Employee performance evaluations aren't a one-size-fits-all proposition. Every person who works for you makes a unique contribution to your business, so performance reviews should reflect individual situations. There are, however, a handful of general evaluation factors you can use to assess the progress of virtually every employee in your organization.
The quality, quantity and substance of an employee's work is a primary component of a performance evaluation. An employee must have the knowledge, skills and abilities to perform her job. Can she get the job done without constantly asking for help? Does she have the skills she needs to be productive? Does she complete her work on time and without errors? This critical factor of a performance evaluation assesses how well the employee does the nuts and bolts of the job she was hired to do.
An employee who produces high-quality work can deflate her value to your business by engaging in behavior that disrupts the workplace and demoralizes her co-workers. A performance evaluation is a good time to address unsatisfactory behavior such as gossip, complaining and insubordination, but don't focus only on the negative. Praising positive behavior is as important as correcting behavior that needs improvement. A reliable employee who fosters a spirit of communication and cooperation deserves to be recognized and rewarded.
A regular performance review is an ideal time to review an employee's progress toward work-related goals. Employer and employee can discuss why incomplete goals were not achieved and whether the employee needs additional resources to reach her goals. You both may decide that a goal was unrealistic and adjust it. Reward the employee for goals she successfully achieved in proportion to the achievement. For example, completing a long, complex project on time and under budget may merit a cash bonus or raise, while giving a gift card or public recognition is suitable for minor achievements.

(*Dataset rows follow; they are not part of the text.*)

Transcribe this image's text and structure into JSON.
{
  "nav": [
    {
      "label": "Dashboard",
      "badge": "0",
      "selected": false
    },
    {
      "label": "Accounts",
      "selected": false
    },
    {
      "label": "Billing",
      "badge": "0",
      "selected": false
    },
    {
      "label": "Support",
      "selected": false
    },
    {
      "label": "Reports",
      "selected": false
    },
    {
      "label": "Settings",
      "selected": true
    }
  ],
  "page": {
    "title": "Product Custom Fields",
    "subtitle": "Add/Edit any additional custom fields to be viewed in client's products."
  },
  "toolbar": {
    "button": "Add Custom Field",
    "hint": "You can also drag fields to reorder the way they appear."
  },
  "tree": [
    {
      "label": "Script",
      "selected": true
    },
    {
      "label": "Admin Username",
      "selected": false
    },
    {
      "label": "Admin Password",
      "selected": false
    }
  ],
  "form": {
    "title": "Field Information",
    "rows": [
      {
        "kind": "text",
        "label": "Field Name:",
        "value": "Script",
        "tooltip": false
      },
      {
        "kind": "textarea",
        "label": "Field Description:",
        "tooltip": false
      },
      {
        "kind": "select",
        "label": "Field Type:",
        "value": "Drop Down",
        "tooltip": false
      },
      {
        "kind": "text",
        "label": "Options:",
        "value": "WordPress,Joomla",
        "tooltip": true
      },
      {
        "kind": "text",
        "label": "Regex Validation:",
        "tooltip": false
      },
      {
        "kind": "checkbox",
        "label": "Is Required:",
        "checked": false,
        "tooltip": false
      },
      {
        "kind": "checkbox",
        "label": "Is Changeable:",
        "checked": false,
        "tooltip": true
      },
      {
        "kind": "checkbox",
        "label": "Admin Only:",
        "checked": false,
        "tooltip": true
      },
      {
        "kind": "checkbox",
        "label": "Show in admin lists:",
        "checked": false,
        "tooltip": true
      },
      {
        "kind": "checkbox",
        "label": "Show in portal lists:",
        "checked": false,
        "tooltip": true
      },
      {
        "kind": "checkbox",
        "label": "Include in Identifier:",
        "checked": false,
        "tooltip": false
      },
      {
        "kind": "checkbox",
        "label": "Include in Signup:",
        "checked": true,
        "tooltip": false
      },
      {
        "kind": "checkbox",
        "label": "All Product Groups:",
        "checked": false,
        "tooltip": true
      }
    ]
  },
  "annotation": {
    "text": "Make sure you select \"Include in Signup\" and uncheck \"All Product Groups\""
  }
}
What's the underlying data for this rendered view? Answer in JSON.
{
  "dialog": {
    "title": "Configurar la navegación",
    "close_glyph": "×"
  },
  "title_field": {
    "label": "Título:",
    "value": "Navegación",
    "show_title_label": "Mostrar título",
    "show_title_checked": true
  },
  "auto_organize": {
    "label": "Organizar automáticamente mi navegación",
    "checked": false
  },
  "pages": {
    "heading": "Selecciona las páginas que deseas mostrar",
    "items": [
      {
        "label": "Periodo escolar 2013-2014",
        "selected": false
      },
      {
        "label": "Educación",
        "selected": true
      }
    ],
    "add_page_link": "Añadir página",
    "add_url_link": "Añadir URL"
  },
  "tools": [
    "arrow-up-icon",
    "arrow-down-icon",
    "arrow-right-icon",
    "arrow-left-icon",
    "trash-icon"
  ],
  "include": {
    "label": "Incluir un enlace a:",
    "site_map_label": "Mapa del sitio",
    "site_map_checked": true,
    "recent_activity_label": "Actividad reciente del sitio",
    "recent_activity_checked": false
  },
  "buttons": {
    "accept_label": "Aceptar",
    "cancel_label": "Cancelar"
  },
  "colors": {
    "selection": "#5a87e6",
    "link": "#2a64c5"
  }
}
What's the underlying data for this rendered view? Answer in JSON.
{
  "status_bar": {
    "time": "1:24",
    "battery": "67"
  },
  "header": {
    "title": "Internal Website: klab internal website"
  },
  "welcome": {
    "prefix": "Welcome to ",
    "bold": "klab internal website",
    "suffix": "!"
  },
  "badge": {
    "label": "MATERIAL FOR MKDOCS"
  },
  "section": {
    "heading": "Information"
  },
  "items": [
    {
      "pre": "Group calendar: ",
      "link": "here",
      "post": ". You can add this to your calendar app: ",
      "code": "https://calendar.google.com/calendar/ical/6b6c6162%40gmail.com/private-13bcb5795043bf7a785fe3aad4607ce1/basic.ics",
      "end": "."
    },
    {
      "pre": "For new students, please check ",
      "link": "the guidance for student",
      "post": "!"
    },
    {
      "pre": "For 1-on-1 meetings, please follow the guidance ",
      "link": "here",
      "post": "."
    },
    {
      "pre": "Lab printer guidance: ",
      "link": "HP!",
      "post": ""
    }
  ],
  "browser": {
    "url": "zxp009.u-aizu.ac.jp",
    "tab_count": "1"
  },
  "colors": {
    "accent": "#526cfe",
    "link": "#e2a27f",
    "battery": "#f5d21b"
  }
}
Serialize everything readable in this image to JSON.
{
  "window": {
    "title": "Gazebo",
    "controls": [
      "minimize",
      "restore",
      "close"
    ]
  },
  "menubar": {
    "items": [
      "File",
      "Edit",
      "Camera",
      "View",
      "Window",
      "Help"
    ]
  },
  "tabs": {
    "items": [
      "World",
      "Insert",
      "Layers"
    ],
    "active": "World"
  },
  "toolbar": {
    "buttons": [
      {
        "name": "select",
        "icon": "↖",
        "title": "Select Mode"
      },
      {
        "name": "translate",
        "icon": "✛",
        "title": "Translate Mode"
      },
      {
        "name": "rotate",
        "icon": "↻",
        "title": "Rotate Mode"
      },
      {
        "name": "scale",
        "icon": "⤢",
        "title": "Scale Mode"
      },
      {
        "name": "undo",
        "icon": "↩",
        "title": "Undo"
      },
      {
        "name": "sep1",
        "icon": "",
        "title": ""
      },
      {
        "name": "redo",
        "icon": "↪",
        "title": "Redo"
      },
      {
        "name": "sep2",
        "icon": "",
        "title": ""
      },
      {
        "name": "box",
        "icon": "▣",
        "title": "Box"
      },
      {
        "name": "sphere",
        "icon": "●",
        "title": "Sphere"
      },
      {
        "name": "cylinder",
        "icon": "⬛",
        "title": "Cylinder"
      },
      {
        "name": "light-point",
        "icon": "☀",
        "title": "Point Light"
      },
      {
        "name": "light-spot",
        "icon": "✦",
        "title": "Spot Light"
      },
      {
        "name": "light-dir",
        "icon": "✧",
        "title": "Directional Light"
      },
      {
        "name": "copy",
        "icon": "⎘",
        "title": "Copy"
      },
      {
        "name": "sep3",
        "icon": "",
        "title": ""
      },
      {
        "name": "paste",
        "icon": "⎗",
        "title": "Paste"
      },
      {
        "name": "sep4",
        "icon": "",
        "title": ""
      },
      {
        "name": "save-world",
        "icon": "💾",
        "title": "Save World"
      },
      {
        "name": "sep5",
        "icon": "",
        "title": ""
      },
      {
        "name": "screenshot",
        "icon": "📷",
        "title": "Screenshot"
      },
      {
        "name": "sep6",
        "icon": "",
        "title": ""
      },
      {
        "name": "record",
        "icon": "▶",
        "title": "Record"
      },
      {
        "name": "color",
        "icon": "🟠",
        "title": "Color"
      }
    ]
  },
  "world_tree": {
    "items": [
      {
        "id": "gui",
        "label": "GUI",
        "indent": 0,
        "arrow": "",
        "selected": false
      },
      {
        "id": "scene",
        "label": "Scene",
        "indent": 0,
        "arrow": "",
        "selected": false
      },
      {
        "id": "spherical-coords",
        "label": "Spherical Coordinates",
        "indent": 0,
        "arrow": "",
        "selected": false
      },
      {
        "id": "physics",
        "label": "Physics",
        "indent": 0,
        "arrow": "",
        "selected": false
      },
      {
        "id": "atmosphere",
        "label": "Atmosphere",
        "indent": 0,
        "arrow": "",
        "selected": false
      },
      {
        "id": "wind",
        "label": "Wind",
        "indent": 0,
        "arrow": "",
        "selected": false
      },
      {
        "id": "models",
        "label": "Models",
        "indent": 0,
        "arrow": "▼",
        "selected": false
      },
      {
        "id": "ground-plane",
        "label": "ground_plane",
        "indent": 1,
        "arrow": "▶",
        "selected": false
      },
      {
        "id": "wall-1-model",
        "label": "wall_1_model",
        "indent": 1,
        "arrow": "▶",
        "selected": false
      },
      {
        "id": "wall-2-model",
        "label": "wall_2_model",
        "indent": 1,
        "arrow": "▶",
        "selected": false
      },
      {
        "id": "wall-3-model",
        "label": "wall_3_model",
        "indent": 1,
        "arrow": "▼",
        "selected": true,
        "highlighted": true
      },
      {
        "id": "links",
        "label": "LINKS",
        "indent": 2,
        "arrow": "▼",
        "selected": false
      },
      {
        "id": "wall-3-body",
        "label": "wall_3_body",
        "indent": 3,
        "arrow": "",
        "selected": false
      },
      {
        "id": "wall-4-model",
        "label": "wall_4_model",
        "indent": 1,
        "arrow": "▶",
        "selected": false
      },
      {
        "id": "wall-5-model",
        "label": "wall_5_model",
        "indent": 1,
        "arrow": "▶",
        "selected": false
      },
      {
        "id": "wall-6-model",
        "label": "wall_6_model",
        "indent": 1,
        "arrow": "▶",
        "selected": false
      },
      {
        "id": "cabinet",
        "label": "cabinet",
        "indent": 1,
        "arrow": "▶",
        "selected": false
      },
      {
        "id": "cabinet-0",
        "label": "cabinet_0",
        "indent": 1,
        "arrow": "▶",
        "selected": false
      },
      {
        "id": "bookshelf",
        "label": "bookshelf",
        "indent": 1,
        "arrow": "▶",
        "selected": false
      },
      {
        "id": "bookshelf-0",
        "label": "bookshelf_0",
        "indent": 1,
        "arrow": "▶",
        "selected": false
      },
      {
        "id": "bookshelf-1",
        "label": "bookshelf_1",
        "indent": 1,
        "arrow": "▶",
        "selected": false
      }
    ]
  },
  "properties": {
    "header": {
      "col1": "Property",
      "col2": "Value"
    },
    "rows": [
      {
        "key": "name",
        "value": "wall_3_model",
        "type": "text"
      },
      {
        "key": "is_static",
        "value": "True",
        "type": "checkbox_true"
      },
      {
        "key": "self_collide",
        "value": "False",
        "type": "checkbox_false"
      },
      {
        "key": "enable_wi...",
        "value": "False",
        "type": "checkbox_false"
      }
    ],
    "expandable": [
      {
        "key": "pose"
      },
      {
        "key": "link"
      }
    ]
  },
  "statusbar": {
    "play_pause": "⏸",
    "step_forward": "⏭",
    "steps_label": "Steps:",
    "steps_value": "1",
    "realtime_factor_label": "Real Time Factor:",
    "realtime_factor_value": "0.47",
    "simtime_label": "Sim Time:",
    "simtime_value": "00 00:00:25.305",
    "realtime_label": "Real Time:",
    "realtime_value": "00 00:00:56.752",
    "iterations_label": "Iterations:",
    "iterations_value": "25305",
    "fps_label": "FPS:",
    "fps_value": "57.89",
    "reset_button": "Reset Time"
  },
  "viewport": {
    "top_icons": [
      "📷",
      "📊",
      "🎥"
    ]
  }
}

Many employers use a form or template to conduct performance evaluations. The form should list the factors that are most important to your business and provide a rating scale for use during the evaluation. Reviewing the employee's job description may help you identify which factors you want to evaluate. Going over the form with a new employee during the on-boarding process helps establish your expectations for performance and helps the new hire work out ways to meet or exceed expectations.